**What to do:**
Each line below containing the word "author" needs to be shown.

**Exercise data:**
^^^^^^^^^^^^^^^^
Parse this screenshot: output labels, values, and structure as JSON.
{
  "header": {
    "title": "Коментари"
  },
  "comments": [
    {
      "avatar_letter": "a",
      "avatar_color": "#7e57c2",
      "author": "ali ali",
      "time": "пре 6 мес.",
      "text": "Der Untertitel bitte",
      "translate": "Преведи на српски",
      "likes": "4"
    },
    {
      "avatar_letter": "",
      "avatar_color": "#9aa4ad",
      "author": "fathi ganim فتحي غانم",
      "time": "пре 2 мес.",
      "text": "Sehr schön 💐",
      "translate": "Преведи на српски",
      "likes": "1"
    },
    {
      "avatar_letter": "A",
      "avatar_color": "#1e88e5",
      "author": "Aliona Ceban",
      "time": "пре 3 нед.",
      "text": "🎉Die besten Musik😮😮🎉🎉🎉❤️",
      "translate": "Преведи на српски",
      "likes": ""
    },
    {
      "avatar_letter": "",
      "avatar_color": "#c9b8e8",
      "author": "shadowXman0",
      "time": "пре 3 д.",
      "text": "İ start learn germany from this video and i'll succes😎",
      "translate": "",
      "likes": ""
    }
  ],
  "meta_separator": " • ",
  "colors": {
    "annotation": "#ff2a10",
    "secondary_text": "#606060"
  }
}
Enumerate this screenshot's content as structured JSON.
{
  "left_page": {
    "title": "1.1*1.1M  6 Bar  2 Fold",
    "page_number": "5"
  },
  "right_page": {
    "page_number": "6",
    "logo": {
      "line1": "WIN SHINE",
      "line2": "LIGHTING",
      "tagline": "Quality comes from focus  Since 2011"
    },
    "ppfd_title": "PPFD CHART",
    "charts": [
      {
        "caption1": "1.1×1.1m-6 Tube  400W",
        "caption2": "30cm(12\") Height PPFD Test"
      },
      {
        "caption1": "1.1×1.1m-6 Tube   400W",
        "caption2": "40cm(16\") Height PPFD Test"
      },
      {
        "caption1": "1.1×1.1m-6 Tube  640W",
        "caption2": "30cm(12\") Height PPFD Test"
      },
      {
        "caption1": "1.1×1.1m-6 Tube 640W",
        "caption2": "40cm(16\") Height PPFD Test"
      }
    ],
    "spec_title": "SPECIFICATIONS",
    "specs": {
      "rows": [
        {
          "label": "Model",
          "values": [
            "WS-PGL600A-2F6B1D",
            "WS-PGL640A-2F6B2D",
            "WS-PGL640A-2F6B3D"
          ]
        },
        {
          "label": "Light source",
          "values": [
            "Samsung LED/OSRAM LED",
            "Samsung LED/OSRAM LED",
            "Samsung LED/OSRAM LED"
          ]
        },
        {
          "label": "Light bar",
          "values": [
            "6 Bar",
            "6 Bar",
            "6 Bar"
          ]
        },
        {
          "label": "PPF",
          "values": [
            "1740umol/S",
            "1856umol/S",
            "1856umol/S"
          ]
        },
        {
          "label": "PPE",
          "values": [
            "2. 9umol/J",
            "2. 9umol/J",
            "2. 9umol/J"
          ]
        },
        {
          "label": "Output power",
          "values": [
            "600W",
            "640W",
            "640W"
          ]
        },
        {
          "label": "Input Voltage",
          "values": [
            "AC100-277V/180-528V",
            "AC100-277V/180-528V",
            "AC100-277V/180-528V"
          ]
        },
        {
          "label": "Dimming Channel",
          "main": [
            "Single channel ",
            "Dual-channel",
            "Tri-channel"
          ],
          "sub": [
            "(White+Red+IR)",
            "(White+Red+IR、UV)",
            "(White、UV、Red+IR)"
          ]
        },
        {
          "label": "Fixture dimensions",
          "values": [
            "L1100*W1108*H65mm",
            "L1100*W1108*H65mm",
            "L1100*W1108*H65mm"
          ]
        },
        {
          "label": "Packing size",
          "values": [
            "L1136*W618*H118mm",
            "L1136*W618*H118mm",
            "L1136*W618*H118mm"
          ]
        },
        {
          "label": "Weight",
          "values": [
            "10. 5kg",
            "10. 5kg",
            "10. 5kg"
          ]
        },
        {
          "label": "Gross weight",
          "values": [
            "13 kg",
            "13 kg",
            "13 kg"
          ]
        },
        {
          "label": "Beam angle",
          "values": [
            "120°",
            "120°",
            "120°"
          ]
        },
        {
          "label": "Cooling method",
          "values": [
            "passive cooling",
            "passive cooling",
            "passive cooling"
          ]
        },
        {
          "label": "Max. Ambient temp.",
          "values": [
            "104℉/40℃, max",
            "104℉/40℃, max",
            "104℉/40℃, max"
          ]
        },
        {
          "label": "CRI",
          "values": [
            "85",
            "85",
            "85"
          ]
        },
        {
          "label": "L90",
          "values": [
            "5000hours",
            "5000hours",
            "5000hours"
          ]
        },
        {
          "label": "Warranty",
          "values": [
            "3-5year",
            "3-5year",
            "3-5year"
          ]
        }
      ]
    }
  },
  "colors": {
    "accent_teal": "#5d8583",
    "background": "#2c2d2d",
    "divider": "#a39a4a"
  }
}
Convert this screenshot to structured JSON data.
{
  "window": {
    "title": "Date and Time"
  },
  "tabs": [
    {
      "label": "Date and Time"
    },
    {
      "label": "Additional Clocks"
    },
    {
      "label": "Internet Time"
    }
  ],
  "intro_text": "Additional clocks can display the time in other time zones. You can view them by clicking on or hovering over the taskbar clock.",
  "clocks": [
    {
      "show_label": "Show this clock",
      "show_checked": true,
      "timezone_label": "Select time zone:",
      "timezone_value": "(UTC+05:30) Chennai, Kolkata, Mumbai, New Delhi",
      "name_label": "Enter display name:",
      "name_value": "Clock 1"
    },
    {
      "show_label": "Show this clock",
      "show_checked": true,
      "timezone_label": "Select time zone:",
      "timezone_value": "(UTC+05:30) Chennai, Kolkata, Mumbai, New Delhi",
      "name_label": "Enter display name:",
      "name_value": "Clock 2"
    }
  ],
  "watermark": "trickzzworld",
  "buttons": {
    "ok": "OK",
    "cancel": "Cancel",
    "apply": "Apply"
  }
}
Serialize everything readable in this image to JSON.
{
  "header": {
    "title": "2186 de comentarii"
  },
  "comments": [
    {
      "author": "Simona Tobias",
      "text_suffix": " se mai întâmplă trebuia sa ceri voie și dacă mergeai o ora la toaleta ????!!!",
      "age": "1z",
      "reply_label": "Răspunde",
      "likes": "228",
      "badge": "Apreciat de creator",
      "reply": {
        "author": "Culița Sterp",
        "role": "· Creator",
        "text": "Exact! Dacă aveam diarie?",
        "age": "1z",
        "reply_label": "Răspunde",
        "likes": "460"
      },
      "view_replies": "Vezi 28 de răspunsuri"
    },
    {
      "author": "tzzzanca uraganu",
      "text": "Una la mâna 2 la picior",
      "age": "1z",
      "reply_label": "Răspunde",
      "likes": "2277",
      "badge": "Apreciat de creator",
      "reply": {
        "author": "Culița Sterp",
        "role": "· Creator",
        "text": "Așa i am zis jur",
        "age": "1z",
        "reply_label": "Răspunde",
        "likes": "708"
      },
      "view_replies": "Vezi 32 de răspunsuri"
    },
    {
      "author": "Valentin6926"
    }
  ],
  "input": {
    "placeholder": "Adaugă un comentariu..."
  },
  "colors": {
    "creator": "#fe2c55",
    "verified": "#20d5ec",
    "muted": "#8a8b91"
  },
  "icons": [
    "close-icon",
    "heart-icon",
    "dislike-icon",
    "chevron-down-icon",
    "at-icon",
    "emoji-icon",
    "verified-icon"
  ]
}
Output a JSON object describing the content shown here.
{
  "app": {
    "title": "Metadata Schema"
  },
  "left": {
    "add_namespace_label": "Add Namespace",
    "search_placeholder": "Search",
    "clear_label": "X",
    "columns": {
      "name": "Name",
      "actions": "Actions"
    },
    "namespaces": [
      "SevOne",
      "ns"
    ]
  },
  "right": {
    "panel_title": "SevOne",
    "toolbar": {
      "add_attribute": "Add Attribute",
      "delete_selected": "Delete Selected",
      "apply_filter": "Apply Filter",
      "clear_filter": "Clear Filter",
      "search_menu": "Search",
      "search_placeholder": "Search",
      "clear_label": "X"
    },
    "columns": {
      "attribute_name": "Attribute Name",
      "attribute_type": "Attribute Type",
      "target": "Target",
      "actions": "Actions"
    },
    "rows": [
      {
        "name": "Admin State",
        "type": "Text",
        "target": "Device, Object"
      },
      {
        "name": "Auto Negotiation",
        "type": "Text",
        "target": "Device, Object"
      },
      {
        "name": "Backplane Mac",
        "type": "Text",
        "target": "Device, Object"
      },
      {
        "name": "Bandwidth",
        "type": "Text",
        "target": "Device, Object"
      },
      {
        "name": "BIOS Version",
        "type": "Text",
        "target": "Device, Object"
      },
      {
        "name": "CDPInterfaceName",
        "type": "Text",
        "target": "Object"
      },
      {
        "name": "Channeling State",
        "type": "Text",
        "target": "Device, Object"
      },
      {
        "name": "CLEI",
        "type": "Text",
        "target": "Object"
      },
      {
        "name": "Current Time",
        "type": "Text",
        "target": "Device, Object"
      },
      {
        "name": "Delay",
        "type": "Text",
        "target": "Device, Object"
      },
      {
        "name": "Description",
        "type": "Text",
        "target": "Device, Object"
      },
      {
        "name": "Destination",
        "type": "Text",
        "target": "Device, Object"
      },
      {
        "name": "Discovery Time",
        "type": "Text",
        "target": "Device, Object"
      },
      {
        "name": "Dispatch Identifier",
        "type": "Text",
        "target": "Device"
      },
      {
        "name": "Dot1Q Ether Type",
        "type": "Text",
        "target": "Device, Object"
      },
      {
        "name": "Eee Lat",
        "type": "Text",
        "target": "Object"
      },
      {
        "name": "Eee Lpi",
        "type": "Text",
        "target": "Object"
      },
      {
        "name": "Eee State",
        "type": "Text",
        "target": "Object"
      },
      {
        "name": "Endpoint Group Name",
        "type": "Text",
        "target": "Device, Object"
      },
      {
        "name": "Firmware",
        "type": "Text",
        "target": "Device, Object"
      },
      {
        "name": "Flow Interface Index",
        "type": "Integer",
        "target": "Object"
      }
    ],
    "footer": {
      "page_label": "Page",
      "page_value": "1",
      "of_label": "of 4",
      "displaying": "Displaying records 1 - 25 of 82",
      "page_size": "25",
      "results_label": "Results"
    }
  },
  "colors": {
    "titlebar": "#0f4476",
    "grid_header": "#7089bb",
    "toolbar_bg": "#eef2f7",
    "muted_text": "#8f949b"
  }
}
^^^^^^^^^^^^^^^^
**Task solution:**
      "author": "ali ali",
      "author": "fathi ganim فتحي غانم",
      "author": "Aliona Ceban",
      "author": "shadowXman0",
      "author": "Simona Tobias",
        "author": "Culița Sterp",
      "author": "tzzzanca uraganu",
        "author": "Culița Sterp",
      "author": "Valentin6926"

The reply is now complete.